# WHAT IS NEEDED
Repeat, word for word, each of the records shown below, without their pictures.

# RECORDS SUPPLIED
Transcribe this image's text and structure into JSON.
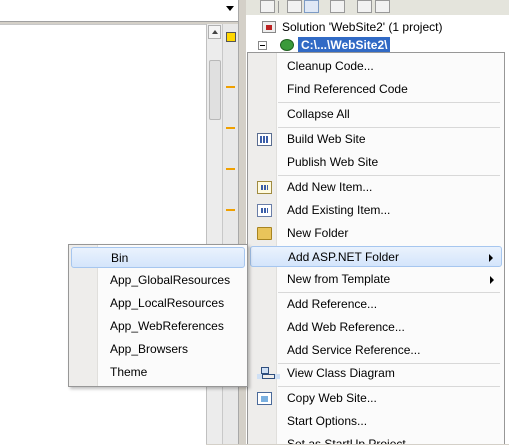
{
  "solution_explorer": {
    "solution_label": "Solution 'WebSite2' (1 project)",
    "project_label": "C:\\...\\WebSite2\\"
  },
  "context_menu": {
    "items": [
      {
        "label": "Cleanup Code...",
        "icon": "none"
      },
      {
        "label": "Find Referenced Code",
        "icon": "none"
      },
      {
        "label": "Collapse All",
        "icon": "none"
      },
      {
        "label": "Build Web Site",
        "icon": "build-icon"
      },
      {
        "label": "Publish Web Site",
        "icon": "none"
      },
      {
        "label": "Add New Item...",
        "icon": "add-new-item-icon"
      },
      {
        "label": "Add Existing Item...",
        "icon": "add-existing-item-icon"
      },
      {
        "label": "New Folder",
        "icon": "new-folder-icon"
      },
      {
        "label": "Add ASP.NET Folder",
        "icon": "none",
        "submenu": true,
        "highlighted": true
      },
      {
        "label": "New from Template",
        "icon": "none",
        "submenu": true
      },
      {
        "label": "Add Reference...",
        "icon": "none"
      },
      {
        "label": "Add Web Reference...",
        "icon": "none"
      },
      {
        "label": "Add Service Reference...",
        "icon": "none"
      },
      {
        "label": "View Class Diagram",
        "icon": "class-diagram-icon"
      },
      {
        "label": "Copy Web Site...",
        "icon": "copy-web-site-icon"
      },
      {
        "label": "Start Options...",
        "icon": "none"
      },
      {
        "label": "Set as StartUp Project",
        "icon": "none"
      }
    ]
  },
  "asp_net_folder_submenu": {
    "items": [
      {
        "label": "Bin",
        "highlighted": true
      },
      {
        "label": "App_GlobalResources"
      },
      {
        "label": "App_LocalResources"
      },
      {
        "label": "App_WebReferences"
      },
      {
        "label": "App_Browsers"
      },
      {
        "label": "Theme"
      }
    ]
  },
  "colors": {
    "selection": "#316ac5",
    "menu_highlight_border": "#a6c6ef",
    "margin_marker": "#f0a000"
  }
}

# EXERCISE RESULT
Transcribe this image's text and structure into JSON.
{
  "solution_explorer": {
    "solution_label": "Solution 'WebSite2' (1 project)",
    "project_label": "C:\\...\\WebSite2\\"
  },
  "context_menu": {
    "items": [
      {
        "label": "Cleanup Code...",
        "icon": "none"
      },
      {
        "label": "Find Referenced Code",
        "icon": "none"
      },
      {
        "label": "Collapse All",
        "icon": "none"
      },
      {
        "label": "Build Web Site",
        "icon": "build-icon"
      },
      {
        "label": "Publish Web Site",
        "icon": "none"
      },
      {
        "label": "Add New Item...",
        "icon": "add-new-item-icon"
      },
      {
        "label": "Add Existing Item...",
        "icon": "add-existing-item-icon"
      },
      {
        "label": "New Folder",
        "icon": "new-folder-icon"
      },
      {
        "label": "Add ASP.NET Folder",
        "icon": "none",
        "submenu": true,
        "highlighted": true
      },
      {
        "label": "New from Template",
        "icon": "none",
        "submenu": true
      },
      {
        "label": "Add Reference...",
        "icon": "none"
      },
      {
        "label": "Add Web Reference...",
        "icon": "none"
      },
      {
        "label": "Add Service Reference...",
        "icon": "none"
      },
      {
        "label": "View Class Diagram",
        "icon": "class-diagram-icon"
      },
      {
        "label": "Copy Web Site...",
        "icon": "copy-web-site-icon"
      },
      {
        "label": "Start Options...",
        "icon": "none"
      },
      {
        "label": "Set as StartUp Project",
        "icon": "none"
      }
    ]
  },
  "asp_net_folder_submenu": {
    "items": [
      {
        "label": "Bin",
        "highlighted": true
      },
      {
        "label": "App_GlobalResources"
      },
      {
        "label": "App_LocalResources"
      },
      {
        "label": "App_WebReferences"
      },
      {
        "label": "App_Browsers"
      },
      {
        "label": "Theme"
      }
    ]
  },
  "colors": {
    "selection": "#316ac5",
    "menu_highlight_border": "#a6c6ef",
    "margin_marker": "#f0a000"
  }
}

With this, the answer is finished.